**What to produce**
The lines below that include the word "data" are to be reported.

**Source information**
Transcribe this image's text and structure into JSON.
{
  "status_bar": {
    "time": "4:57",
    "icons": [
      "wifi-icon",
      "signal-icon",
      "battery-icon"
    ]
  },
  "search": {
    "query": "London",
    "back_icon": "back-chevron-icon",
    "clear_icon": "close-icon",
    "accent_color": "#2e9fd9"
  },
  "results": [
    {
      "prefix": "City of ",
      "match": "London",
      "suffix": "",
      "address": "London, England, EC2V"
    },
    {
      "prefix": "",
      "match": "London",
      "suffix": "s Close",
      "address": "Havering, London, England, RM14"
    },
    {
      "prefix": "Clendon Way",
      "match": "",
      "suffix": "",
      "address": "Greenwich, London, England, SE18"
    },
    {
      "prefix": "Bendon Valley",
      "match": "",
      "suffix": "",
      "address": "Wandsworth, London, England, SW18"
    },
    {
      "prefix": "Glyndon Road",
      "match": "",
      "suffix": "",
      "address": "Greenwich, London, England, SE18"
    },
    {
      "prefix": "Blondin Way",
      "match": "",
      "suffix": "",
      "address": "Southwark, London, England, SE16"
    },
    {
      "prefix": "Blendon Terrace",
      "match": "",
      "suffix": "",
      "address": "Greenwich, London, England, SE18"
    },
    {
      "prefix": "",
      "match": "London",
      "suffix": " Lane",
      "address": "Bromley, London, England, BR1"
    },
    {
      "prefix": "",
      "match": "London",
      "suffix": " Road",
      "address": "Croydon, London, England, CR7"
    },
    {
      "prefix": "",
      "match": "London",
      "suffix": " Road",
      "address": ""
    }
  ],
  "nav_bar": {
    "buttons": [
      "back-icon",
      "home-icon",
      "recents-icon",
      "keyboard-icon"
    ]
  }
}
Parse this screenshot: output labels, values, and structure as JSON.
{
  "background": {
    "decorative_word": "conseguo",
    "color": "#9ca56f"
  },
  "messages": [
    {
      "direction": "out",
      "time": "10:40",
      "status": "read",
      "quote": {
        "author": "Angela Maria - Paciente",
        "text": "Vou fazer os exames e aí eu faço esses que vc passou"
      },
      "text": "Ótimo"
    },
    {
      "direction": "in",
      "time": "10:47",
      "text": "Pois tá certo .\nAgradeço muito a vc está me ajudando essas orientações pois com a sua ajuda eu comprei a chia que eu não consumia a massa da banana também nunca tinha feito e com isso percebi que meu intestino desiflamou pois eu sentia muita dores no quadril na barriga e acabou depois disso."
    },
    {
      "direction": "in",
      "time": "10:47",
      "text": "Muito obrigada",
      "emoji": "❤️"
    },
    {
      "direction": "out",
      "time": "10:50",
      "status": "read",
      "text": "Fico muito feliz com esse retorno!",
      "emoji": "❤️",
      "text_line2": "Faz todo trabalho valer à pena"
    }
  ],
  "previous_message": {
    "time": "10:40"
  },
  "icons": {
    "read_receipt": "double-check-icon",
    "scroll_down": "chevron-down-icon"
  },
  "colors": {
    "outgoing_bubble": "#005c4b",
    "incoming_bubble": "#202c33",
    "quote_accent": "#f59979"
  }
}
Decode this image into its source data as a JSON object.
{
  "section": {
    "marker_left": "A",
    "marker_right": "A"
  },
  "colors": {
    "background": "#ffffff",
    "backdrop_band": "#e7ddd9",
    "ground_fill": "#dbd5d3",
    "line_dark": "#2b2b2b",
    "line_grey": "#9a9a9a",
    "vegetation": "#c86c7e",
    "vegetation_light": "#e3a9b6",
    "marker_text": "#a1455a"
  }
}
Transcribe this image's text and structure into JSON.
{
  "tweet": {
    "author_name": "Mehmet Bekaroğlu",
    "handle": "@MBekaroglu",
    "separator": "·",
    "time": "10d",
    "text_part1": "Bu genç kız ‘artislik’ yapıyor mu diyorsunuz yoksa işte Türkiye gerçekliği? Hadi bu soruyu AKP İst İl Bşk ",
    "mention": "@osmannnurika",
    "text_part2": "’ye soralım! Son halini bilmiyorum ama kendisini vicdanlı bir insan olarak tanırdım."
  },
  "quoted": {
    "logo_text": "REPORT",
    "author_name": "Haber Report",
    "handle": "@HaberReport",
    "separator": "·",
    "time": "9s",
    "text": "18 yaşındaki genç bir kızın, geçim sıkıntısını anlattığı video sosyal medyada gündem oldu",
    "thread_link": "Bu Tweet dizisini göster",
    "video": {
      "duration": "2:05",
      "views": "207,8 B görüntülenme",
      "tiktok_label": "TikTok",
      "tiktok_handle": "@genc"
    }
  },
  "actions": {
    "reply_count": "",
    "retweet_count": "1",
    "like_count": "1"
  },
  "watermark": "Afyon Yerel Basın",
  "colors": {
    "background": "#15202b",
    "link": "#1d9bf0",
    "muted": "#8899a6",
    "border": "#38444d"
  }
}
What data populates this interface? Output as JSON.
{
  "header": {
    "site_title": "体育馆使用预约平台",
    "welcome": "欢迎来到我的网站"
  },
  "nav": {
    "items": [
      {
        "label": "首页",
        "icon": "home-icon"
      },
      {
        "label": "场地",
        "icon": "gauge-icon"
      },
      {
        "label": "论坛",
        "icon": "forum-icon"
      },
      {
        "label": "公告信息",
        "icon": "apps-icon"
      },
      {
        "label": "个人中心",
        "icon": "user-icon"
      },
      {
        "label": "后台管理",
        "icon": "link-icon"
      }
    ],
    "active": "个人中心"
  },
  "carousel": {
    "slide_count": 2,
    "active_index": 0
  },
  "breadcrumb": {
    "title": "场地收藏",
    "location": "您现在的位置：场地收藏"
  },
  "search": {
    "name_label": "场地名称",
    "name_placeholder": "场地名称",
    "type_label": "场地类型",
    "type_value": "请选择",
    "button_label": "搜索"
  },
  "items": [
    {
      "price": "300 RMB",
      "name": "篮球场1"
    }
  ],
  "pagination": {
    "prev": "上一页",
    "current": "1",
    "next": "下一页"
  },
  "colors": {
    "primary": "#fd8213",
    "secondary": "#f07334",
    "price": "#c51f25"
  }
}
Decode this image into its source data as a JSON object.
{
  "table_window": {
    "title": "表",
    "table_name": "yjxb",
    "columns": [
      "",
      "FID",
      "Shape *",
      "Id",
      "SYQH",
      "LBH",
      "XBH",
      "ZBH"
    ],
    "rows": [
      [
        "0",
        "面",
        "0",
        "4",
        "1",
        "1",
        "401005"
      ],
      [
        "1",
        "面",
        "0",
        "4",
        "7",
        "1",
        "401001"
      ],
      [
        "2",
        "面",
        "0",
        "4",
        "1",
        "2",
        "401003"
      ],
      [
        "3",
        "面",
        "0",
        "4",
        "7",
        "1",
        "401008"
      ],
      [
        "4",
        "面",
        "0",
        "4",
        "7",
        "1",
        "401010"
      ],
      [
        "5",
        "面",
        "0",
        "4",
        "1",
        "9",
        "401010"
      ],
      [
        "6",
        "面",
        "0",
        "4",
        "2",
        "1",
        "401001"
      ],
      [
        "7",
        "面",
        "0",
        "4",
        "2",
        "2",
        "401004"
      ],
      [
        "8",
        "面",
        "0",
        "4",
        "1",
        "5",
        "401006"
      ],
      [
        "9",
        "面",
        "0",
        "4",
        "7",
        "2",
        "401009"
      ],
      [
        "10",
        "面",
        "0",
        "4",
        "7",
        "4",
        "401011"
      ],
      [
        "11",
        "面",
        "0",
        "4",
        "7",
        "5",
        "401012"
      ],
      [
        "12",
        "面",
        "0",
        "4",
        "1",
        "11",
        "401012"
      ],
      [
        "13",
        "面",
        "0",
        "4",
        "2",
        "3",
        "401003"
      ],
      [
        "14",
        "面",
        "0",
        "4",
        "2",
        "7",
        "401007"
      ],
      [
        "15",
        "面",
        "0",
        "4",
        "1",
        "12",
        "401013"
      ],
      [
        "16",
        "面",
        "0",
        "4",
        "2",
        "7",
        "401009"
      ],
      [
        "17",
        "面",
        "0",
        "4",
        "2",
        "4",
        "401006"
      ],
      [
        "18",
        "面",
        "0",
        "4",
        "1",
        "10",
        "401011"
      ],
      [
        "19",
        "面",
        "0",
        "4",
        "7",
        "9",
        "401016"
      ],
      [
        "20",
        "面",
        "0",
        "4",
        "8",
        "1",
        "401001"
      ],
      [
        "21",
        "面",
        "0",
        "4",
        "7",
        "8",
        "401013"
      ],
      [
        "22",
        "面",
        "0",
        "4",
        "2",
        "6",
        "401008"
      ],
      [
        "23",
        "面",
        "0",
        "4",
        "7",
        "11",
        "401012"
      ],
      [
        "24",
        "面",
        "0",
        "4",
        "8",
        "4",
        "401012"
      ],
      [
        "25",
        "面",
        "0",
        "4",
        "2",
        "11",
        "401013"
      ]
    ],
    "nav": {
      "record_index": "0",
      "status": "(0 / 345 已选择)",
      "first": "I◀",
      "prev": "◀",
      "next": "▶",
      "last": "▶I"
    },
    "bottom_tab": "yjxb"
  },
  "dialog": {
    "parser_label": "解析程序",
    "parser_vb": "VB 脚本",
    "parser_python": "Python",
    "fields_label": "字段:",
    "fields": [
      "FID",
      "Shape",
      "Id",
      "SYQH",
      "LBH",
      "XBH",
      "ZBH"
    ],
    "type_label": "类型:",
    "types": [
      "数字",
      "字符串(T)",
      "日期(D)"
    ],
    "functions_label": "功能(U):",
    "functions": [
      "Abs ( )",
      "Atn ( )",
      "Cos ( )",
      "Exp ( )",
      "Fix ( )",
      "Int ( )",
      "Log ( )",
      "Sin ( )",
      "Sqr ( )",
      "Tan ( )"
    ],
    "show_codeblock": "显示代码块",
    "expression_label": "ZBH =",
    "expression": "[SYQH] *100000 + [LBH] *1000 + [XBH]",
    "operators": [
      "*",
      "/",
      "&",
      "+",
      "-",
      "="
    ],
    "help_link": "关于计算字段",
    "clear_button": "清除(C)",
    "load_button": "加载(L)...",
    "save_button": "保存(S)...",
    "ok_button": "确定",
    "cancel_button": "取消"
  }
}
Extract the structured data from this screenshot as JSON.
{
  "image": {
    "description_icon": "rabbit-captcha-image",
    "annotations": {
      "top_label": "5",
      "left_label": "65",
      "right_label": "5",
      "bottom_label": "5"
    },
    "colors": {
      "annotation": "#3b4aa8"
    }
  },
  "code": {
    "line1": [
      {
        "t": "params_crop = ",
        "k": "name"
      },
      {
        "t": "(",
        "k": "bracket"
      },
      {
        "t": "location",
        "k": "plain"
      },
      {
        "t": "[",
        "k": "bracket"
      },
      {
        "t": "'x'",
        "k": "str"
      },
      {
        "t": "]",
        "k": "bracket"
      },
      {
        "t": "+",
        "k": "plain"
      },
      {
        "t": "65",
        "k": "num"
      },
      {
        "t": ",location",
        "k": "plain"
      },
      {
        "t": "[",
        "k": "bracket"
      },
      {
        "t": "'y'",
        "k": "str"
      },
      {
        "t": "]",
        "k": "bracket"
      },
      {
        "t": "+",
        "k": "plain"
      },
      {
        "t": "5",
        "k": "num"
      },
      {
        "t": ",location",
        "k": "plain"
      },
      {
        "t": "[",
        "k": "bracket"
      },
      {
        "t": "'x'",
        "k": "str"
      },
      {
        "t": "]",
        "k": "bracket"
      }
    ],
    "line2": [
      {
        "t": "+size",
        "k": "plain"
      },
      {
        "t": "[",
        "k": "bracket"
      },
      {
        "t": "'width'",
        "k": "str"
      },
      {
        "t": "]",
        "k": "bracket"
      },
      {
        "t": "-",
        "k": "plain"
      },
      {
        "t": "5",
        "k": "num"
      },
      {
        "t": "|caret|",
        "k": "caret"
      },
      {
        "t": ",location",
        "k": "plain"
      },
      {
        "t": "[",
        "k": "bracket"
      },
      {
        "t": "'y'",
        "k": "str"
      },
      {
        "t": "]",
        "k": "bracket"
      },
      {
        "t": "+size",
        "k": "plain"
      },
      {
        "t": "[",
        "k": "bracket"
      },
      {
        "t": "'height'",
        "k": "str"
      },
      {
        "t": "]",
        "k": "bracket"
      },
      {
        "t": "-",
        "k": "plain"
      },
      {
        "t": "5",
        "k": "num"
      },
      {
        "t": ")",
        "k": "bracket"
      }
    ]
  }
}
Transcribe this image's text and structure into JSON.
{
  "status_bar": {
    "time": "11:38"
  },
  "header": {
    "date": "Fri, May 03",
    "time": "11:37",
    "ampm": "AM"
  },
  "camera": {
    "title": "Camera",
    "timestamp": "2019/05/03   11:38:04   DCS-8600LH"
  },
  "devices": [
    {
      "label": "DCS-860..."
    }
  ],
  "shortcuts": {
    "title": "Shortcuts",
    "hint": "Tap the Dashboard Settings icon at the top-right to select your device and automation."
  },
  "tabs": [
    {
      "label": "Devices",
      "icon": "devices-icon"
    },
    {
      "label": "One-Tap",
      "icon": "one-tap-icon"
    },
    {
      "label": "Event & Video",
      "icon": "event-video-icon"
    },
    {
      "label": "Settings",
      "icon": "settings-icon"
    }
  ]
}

**Solution to this problem**
Decode this image into its source data as a JSON object.
What data populates this interface? Output as JSON.
Decode this image into its source data as a JSON object.
Extract the structured data from this screenshot as JSON.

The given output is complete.